[[ DATASET CONTENT, beginning ]]

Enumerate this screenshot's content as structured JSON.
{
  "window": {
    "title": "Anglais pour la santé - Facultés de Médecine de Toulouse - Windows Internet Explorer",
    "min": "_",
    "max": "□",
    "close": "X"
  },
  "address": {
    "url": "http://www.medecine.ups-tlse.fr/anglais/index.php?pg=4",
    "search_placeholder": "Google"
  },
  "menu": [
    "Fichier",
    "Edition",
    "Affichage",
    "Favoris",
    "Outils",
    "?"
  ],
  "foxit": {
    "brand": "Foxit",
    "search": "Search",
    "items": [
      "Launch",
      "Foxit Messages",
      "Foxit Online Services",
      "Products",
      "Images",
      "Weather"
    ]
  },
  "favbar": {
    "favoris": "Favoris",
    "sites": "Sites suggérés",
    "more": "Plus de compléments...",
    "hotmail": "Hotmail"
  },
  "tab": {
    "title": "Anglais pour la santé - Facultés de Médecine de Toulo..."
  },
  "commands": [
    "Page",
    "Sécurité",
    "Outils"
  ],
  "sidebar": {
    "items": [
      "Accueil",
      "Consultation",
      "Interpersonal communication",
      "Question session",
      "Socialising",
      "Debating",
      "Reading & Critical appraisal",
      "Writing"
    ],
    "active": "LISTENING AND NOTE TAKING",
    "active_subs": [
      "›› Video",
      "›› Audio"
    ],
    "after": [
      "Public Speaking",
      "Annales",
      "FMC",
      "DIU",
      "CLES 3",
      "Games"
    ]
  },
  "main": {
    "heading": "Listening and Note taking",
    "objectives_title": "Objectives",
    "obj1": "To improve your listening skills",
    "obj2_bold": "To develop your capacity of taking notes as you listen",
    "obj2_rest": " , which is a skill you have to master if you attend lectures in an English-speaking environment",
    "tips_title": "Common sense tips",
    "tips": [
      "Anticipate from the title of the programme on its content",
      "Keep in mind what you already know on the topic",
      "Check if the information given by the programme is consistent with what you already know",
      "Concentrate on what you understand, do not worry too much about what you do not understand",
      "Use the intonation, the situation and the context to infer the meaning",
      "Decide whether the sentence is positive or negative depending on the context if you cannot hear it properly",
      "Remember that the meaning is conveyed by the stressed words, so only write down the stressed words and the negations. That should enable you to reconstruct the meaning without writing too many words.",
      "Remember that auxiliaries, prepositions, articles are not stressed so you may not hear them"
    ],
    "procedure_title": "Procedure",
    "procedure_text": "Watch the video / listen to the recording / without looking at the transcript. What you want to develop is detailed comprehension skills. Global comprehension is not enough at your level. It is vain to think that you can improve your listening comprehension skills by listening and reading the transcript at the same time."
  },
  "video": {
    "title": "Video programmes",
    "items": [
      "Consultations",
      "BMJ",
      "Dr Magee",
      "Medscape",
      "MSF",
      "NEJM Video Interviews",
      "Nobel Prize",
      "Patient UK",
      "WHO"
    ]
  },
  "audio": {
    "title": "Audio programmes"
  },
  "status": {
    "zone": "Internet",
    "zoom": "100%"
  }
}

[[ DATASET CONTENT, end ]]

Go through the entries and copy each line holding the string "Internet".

    "title": "Anglais pour la santé - Facultés de Médecine de Toulouse - Windows Internet Explorer",
    "zone": "Internet",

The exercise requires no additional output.